The lines to be extracted begin at the line containing "What's the underlying" and end at the last line of the data below; copy them exactly and leave out the pictures.

•••

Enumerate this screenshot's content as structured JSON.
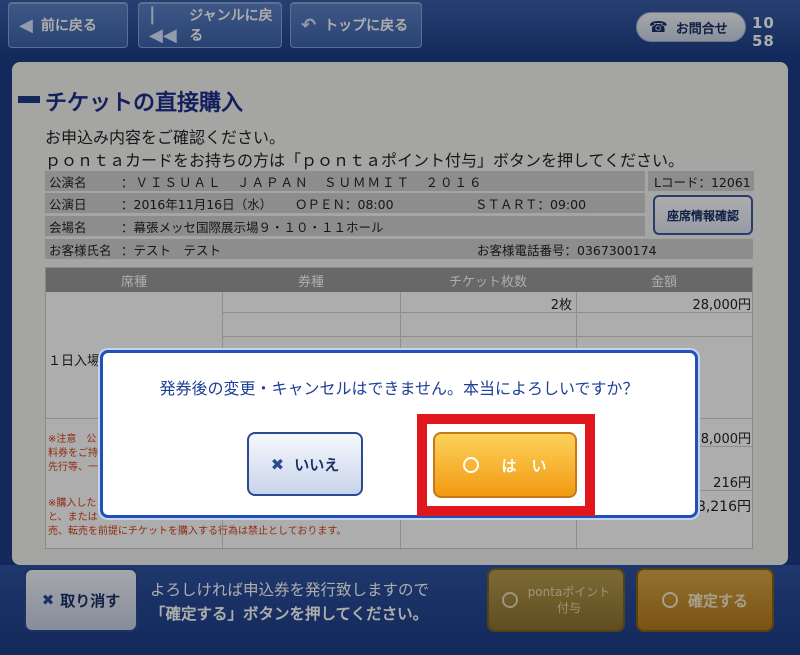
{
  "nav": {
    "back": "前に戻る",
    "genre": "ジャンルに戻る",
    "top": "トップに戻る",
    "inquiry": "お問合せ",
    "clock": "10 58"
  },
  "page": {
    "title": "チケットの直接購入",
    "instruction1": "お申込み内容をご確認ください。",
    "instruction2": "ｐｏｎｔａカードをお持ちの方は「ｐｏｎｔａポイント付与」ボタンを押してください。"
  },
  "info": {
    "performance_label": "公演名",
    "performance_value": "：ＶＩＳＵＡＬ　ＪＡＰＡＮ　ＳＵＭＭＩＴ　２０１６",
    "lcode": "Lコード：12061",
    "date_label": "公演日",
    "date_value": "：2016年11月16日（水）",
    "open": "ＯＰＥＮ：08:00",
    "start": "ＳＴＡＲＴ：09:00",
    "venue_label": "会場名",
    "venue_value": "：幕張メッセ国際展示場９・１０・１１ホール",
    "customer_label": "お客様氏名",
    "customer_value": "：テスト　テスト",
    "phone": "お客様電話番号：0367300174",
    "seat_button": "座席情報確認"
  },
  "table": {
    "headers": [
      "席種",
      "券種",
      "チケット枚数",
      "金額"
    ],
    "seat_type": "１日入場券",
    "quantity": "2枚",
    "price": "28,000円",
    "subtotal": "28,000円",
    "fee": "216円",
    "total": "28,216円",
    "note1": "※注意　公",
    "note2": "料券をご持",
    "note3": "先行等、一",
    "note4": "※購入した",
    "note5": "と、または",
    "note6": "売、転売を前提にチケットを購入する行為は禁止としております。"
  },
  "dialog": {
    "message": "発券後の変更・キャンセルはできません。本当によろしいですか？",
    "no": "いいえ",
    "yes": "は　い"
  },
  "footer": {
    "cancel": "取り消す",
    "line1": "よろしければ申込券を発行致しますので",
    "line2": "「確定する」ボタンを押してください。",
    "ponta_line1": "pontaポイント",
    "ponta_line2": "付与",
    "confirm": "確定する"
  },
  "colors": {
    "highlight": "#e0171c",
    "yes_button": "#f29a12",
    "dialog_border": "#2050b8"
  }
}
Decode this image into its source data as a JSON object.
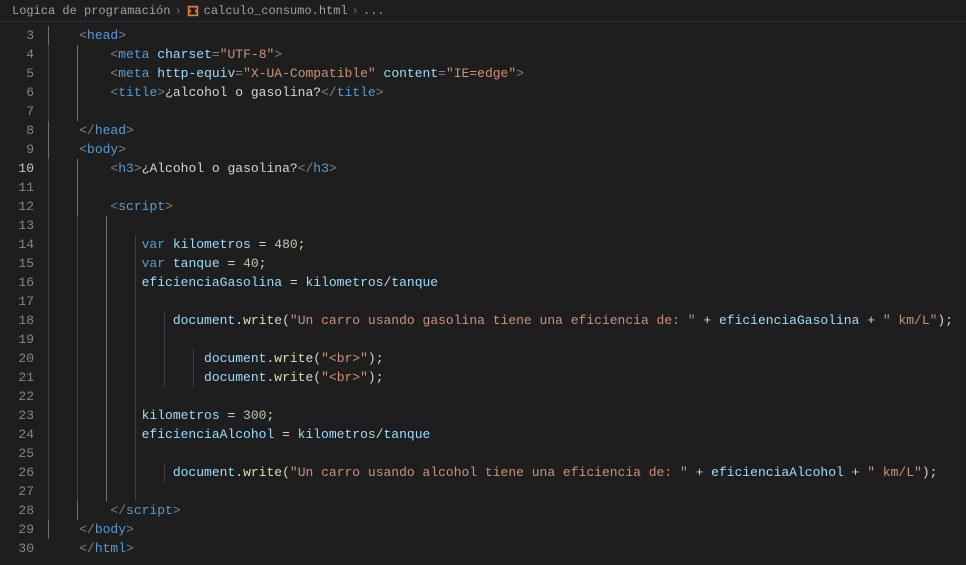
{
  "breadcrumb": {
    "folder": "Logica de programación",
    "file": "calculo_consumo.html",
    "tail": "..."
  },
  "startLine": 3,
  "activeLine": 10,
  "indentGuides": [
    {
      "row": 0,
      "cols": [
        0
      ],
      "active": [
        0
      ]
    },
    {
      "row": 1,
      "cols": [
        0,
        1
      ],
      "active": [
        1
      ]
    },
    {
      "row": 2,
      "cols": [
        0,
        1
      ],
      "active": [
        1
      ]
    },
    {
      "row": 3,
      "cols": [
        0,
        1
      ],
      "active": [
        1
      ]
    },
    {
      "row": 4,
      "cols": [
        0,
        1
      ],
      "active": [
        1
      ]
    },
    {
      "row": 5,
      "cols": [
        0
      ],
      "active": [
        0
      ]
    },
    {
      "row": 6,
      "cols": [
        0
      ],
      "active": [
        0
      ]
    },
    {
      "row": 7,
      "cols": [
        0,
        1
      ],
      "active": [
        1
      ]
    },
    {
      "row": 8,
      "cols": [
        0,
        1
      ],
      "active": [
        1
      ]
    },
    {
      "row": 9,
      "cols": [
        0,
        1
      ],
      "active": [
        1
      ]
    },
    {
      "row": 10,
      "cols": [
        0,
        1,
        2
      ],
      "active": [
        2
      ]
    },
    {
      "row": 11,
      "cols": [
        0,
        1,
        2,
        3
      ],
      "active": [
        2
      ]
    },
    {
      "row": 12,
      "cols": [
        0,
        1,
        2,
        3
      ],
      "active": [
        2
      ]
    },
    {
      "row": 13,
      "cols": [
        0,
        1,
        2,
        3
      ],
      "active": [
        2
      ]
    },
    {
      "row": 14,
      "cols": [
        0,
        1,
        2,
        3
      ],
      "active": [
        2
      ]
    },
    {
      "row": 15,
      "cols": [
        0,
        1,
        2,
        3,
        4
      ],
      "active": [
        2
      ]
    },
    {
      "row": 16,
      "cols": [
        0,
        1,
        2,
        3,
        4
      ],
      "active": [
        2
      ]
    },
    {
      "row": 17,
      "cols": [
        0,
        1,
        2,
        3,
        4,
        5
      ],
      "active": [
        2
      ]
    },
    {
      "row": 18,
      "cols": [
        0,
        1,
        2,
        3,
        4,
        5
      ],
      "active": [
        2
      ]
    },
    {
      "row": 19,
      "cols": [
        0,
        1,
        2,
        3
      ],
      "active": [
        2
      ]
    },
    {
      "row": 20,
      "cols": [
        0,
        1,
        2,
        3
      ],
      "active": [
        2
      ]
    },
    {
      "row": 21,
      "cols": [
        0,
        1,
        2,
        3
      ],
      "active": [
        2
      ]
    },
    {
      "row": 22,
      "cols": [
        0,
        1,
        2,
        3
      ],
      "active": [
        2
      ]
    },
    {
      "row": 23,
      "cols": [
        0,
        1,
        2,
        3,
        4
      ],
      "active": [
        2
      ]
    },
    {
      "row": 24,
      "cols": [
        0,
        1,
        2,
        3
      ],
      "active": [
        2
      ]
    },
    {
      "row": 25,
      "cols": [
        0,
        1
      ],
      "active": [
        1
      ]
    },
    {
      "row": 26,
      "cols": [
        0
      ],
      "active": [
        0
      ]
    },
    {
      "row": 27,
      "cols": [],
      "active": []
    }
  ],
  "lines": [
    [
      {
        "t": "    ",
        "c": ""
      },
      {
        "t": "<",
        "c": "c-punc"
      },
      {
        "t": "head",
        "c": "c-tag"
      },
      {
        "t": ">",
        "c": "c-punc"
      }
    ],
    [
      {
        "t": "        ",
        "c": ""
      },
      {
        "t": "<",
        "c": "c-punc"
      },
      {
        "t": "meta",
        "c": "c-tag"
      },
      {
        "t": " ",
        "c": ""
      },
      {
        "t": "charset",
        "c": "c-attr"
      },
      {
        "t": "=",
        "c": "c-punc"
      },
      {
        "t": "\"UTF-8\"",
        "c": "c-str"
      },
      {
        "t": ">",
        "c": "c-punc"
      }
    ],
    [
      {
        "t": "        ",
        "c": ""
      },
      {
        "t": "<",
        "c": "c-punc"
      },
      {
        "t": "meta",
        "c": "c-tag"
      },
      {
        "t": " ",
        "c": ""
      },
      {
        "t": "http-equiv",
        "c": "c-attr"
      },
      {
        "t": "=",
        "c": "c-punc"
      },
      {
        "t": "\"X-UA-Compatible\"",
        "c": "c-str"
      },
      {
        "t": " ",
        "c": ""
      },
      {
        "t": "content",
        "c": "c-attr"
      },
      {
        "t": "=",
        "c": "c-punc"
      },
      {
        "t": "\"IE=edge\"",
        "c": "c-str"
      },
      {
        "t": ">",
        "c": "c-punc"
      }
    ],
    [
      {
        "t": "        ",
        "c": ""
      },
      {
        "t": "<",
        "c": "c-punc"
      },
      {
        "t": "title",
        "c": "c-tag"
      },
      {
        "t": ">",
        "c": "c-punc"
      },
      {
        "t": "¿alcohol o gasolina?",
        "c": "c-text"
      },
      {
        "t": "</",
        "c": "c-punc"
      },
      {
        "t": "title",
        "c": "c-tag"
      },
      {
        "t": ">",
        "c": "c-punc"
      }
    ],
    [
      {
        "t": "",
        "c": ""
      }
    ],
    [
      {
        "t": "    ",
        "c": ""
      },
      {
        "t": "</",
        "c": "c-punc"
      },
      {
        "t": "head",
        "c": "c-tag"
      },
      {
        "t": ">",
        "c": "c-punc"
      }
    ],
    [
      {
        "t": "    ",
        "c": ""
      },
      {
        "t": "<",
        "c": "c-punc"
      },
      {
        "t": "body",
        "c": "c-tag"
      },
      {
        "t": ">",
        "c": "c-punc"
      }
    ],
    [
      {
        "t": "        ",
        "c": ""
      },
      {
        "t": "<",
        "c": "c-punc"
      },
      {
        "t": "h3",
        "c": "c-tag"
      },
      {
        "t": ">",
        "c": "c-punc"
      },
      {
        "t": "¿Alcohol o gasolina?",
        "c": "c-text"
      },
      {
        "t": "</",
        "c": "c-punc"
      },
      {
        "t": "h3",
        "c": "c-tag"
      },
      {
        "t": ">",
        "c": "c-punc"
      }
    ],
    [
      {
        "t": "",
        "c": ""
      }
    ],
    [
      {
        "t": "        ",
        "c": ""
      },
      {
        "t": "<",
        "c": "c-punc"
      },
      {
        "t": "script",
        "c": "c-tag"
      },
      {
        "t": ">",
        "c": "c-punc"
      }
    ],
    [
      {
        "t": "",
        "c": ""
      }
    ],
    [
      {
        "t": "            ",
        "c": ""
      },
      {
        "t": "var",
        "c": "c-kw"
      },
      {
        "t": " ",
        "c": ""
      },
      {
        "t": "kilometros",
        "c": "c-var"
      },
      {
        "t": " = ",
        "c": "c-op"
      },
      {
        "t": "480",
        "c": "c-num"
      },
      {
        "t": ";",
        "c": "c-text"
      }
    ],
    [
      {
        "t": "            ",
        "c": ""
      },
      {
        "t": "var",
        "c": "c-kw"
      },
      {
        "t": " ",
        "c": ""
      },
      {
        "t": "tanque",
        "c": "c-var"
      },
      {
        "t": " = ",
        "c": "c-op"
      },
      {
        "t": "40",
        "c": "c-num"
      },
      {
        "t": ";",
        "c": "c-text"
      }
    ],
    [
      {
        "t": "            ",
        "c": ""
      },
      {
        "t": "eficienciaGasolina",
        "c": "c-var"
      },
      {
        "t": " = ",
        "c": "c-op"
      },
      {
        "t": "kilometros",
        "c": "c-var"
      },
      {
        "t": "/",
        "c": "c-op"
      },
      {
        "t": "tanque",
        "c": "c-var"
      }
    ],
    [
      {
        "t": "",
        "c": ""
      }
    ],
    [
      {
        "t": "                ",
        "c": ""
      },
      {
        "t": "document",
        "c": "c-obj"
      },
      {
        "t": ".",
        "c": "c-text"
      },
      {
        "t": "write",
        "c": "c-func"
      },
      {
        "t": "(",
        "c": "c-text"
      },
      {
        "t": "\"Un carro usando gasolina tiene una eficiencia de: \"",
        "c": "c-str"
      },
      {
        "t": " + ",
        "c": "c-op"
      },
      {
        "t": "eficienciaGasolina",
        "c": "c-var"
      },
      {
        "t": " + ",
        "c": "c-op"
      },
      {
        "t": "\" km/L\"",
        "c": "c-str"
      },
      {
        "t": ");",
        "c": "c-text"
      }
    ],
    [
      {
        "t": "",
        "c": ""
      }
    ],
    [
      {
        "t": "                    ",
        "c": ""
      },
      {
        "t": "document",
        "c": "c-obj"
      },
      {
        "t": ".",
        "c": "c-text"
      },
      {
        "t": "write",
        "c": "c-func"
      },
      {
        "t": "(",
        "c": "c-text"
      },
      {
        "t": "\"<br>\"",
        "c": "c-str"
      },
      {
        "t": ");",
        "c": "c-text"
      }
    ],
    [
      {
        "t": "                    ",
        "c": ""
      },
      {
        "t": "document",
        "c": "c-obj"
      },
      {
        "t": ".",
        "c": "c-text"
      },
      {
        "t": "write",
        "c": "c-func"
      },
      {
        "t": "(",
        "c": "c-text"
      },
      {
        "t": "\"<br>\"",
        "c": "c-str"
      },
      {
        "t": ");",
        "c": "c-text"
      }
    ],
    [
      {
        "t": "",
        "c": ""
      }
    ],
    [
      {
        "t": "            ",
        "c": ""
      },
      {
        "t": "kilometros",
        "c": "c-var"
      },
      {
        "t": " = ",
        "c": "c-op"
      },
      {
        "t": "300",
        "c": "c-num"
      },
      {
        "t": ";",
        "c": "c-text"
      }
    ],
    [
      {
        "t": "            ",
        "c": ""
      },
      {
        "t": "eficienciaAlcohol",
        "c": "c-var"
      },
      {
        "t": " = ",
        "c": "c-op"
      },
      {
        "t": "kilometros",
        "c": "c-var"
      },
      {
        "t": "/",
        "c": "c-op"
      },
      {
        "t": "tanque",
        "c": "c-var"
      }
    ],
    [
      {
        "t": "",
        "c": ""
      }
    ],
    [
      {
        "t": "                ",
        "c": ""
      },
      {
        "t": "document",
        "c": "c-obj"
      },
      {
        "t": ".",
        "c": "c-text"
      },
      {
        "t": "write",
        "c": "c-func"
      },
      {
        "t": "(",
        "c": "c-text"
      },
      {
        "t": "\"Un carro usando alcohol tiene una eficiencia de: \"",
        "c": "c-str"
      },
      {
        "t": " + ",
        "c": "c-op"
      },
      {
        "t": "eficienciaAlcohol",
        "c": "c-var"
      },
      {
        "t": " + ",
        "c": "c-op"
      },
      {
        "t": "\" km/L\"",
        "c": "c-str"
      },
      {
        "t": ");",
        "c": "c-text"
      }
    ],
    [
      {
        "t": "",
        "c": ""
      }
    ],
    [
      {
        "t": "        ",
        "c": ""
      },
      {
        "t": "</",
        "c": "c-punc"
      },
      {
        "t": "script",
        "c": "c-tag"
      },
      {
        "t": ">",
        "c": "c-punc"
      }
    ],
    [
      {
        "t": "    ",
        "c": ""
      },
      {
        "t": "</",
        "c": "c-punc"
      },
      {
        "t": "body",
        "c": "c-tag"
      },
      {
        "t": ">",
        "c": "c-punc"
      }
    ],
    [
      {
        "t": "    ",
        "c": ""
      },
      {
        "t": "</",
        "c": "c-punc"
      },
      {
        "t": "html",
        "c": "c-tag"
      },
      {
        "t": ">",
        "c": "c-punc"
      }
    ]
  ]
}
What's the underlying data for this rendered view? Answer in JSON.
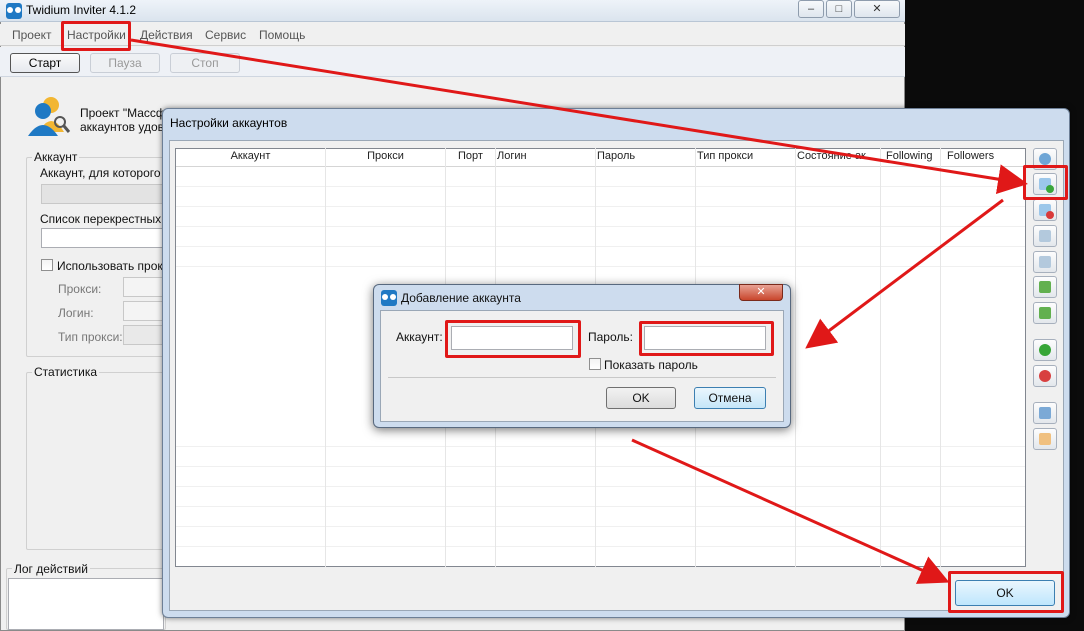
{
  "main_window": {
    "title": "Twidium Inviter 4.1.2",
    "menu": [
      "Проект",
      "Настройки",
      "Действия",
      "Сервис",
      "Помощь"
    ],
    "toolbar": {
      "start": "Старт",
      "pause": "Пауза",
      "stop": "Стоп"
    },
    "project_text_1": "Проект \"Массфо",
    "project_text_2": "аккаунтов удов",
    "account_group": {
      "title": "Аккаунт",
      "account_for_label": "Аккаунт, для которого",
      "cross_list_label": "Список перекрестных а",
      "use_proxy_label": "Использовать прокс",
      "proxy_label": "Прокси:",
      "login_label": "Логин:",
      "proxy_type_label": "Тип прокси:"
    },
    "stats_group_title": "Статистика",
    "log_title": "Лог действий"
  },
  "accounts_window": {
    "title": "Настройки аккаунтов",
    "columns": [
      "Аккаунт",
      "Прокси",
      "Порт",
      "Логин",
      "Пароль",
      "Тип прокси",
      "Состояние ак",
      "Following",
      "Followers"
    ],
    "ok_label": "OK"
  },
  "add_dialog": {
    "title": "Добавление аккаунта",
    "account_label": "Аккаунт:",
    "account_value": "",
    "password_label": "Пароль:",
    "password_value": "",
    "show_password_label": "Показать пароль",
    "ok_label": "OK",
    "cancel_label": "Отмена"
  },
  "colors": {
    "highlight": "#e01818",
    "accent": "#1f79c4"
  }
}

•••

RESPONSE TO THIS TASK:
What's the underlying data for this rendered view? Answer in JSON.
{
  "main_window": {
    "title": "Twidium Inviter 4.1.2",
    "menu": [
      "Проект",
      "Настройки",
      "Действия",
      "Сервис",
      "Помощь"
    ],
    "toolbar": {
      "start": "Старт",
      "pause": "Пауза",
      "stop": "Стоп"
    },
    "project_text_1": "Проект \"Массфо",
    "project_text_2": "аккаунтов удов",
    "account_group": {
      "title": "Аккаунт",
      "account_for_label": "Аккаунт, для которого",
      "cross_list_label": "Список перекрестных а",
      "use_proxy_label": "Использовать прокс",
      "proxy_label": "Прокси:",
      "login_label": "Логин:",
      "proxy_type_label": "Тип прокси:"
    },
    "stats_group_title": "Статистика",
    "log_title": "Лог действий"
  },
  "accounts_window": {
    "title": "Настройки аккаунтов",
    "columns": [
      "Аккаунт",
      "Прокси",
      "Порт",
      "Логин",
      "Пароль",
      "Тип прокси",
      "Состояние ак",
      "Following",
      "Followers"
    ],
    "ok_label": "OK"
  },
  "add_dialog": {
    "title": "Добавление аккаунта",
    "account_label": "Аккаунт:",
    "account_value": "",
    "password_label": "Пароль:",
    "password_value": "",
    "show_password_label": "Показать пароль",
    "ok_label": "OK",
    "cancel_label": "Отмена"
  },
  "colors": {
    "highlight": "#e01818",
    "accent": "#1f79c4"
  }
}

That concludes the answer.